Sara King couldn’t quite believe her eyes when she walked into her discussion section for an intermediate economics course a few semesters back.
Of the 40 or so students in the classroom, she was the only woman.
Economics has long been a male-dominated field, and UW-Madison reflects that imbalance. Women account for about 28 percent of undergraduate economics majors on campus, a number that’s actually slightly higher than the national average.
But the UW-Madison Department of Economics — home to one of the largest undergraduate majors at the university — is working to address the issue. It is one of 20 departments across the country participating in the Undergraduate Women in Economics Challenge, an experiment designed to uncover ways of encouraging young women to study the subject and succeed in doing so.
The number of women majoring in economics at UW-Madison is actually the highest it’s been since undergraduate advisor Susan Hering joined the department in 2008.
Hering, faculty associate Maria Muniagurria and a growing group of students like King are leading the department’s efforts. They’ve formed a new student organization — Women in Economics — to build community, facilitate mentoring relationships, and showcase role models in the field.
The students in the group have diverse professional interests that range from public policy to research (like King) to community development and beyond. Economics can be the foundation for a variety of professional pursuits.
“Unlike some majors, economics does not channel an individual into a specific career path,” says King, president of Women in Economics and a senior majoring in economics, mathematics and Spanish. “Rather, it equips a woman with a toolset that is applicable in a wide variety of potential occupations — broadening the future options at her disposal.”

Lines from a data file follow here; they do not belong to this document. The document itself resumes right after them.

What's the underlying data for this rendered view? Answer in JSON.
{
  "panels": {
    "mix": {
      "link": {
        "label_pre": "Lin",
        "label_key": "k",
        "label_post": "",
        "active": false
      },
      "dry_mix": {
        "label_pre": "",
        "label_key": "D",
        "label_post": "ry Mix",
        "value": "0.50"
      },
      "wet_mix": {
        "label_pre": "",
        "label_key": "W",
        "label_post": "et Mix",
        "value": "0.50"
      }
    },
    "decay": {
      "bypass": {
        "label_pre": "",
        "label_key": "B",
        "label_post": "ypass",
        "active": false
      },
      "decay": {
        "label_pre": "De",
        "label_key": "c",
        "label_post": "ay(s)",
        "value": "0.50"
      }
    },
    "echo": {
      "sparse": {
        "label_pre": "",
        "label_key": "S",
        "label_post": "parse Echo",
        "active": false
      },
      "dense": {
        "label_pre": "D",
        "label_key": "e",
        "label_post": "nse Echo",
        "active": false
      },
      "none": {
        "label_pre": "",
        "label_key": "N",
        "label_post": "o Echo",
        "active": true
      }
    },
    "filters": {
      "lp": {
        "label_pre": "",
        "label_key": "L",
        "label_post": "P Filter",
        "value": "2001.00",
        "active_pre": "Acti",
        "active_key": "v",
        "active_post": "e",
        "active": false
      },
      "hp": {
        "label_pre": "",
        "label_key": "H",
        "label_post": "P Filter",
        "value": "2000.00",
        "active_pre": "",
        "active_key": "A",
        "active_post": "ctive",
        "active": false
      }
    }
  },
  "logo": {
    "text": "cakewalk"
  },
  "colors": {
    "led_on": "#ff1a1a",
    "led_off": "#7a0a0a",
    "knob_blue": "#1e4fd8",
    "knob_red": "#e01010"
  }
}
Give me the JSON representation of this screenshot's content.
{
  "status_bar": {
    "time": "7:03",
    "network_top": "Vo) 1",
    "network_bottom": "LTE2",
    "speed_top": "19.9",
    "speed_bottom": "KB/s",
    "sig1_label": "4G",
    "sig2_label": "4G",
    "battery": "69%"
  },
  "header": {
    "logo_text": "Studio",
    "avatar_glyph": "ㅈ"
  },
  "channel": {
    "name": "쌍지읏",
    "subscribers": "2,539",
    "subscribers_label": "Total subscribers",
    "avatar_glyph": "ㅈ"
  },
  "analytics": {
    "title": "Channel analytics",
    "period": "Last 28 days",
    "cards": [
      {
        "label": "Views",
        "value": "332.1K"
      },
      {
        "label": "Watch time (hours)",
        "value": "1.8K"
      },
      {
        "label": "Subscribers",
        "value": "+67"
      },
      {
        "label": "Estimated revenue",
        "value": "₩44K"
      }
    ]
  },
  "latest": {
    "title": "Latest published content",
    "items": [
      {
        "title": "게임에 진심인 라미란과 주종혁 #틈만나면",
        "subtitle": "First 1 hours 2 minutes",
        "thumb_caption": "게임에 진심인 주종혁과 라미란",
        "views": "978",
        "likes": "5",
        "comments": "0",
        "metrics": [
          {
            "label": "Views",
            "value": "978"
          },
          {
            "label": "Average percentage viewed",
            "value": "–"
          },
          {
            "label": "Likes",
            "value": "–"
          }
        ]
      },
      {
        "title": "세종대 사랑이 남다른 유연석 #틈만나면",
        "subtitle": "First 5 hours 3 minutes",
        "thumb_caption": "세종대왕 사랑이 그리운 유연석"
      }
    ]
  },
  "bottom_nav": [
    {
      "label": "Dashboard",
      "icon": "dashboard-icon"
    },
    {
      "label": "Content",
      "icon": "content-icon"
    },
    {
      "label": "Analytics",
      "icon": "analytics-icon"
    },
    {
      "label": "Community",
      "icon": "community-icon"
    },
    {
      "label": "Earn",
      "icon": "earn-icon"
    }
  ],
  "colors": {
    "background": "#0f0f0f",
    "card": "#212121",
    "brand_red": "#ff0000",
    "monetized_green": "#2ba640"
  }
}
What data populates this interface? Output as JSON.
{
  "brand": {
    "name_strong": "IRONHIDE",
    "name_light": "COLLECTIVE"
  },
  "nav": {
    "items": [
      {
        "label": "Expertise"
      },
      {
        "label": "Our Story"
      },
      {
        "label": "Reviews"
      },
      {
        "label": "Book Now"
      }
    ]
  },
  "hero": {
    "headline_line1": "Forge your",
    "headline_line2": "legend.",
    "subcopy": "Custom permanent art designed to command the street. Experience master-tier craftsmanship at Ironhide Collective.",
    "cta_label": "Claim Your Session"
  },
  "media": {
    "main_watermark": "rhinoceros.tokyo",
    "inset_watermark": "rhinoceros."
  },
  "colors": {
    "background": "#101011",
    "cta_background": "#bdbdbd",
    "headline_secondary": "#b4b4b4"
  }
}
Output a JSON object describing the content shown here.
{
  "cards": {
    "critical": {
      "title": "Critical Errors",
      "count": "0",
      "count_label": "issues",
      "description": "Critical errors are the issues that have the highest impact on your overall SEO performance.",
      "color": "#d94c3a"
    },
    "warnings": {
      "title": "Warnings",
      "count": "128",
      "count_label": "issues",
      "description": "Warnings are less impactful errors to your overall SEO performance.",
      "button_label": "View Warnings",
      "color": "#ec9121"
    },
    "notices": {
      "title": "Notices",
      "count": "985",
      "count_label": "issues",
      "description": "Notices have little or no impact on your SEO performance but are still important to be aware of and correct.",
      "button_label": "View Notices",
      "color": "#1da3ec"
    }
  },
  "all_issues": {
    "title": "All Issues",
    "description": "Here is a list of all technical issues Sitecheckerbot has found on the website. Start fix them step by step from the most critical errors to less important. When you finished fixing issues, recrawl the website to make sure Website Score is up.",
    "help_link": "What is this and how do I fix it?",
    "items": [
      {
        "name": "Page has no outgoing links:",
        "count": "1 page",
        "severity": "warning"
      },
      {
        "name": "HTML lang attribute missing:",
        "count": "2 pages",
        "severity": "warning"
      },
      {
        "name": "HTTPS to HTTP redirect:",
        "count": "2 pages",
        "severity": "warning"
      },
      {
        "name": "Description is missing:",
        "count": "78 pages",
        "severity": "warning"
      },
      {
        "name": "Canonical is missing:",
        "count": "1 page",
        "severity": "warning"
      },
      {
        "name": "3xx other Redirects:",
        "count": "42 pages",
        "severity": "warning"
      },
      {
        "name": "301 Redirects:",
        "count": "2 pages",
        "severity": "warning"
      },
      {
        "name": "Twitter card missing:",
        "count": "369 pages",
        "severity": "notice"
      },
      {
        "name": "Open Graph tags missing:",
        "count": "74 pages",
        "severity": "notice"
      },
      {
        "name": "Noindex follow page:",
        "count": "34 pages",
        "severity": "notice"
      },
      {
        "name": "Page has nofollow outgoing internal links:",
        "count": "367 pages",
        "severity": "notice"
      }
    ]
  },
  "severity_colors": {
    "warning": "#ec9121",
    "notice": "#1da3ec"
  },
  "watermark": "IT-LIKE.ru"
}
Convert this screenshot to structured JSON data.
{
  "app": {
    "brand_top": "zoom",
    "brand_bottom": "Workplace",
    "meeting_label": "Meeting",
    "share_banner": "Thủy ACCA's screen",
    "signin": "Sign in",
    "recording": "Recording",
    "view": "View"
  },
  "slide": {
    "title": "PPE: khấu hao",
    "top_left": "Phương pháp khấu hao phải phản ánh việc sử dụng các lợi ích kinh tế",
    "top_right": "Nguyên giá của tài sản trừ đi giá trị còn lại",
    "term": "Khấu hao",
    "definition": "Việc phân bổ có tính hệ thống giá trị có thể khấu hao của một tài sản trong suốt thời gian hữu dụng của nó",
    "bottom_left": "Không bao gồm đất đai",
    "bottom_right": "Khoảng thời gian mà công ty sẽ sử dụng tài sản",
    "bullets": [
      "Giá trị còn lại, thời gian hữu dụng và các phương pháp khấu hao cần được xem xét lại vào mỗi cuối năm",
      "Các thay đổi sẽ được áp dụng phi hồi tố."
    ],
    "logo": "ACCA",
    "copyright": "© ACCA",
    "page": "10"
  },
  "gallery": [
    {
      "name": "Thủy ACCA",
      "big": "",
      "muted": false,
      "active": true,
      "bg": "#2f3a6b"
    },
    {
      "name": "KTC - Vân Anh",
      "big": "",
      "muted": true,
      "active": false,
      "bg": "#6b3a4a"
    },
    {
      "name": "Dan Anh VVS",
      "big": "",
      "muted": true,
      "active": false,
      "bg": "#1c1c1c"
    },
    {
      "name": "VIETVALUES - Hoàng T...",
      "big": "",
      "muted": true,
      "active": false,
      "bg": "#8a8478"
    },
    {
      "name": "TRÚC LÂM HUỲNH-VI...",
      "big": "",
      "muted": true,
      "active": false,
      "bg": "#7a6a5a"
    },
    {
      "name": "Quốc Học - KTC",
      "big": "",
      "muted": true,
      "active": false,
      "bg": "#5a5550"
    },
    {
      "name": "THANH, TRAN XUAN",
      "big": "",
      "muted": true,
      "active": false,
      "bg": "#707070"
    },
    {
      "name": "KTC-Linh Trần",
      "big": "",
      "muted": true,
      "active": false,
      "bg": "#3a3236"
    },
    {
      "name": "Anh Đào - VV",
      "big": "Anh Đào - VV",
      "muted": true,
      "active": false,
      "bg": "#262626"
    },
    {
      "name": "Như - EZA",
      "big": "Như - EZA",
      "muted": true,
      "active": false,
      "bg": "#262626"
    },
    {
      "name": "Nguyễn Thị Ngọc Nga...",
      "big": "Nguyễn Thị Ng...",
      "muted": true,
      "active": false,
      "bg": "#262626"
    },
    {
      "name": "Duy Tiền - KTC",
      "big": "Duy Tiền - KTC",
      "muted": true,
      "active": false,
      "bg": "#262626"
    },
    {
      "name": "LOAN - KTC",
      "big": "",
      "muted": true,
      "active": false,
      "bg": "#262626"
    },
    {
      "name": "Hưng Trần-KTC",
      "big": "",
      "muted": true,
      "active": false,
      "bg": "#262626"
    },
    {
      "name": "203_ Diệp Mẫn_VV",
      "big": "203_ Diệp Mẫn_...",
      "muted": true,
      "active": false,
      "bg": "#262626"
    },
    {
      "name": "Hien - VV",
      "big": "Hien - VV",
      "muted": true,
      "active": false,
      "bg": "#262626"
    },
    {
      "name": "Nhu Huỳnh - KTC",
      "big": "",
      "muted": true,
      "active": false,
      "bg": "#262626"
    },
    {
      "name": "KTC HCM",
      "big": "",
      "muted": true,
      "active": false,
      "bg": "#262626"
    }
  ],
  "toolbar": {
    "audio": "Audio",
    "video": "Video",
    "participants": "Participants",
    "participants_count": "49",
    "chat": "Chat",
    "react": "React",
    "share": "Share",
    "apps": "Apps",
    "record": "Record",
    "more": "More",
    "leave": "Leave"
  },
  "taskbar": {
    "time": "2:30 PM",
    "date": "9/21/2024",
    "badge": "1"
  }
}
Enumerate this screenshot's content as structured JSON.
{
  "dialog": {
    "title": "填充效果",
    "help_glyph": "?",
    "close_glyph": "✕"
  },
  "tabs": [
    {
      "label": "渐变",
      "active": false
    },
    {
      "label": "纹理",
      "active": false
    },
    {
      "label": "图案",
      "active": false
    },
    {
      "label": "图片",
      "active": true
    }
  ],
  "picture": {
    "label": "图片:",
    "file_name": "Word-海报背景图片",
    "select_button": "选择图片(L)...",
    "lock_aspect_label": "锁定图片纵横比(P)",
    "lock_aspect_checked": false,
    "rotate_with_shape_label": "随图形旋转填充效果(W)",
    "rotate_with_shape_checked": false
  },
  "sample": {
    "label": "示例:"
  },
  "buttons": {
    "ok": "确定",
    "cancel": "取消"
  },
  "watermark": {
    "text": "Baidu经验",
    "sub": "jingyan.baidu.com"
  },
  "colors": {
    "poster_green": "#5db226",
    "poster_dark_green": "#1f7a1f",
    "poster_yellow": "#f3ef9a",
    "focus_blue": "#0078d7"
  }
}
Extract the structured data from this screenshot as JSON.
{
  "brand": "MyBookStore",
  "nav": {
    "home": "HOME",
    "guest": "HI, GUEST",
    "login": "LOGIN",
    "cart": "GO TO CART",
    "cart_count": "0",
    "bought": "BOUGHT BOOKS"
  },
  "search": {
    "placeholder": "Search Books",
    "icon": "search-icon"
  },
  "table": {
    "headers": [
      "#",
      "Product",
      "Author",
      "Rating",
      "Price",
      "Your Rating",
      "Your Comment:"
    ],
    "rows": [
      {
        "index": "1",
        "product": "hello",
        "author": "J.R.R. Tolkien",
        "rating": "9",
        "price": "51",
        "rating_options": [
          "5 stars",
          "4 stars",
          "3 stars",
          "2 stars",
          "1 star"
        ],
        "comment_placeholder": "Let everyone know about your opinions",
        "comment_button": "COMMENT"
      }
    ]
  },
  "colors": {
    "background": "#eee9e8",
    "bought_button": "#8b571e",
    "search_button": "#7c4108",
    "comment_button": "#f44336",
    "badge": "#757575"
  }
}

“I cannot think of a more empowering degree for a woman to have,” she says. “It gives a woman clout.”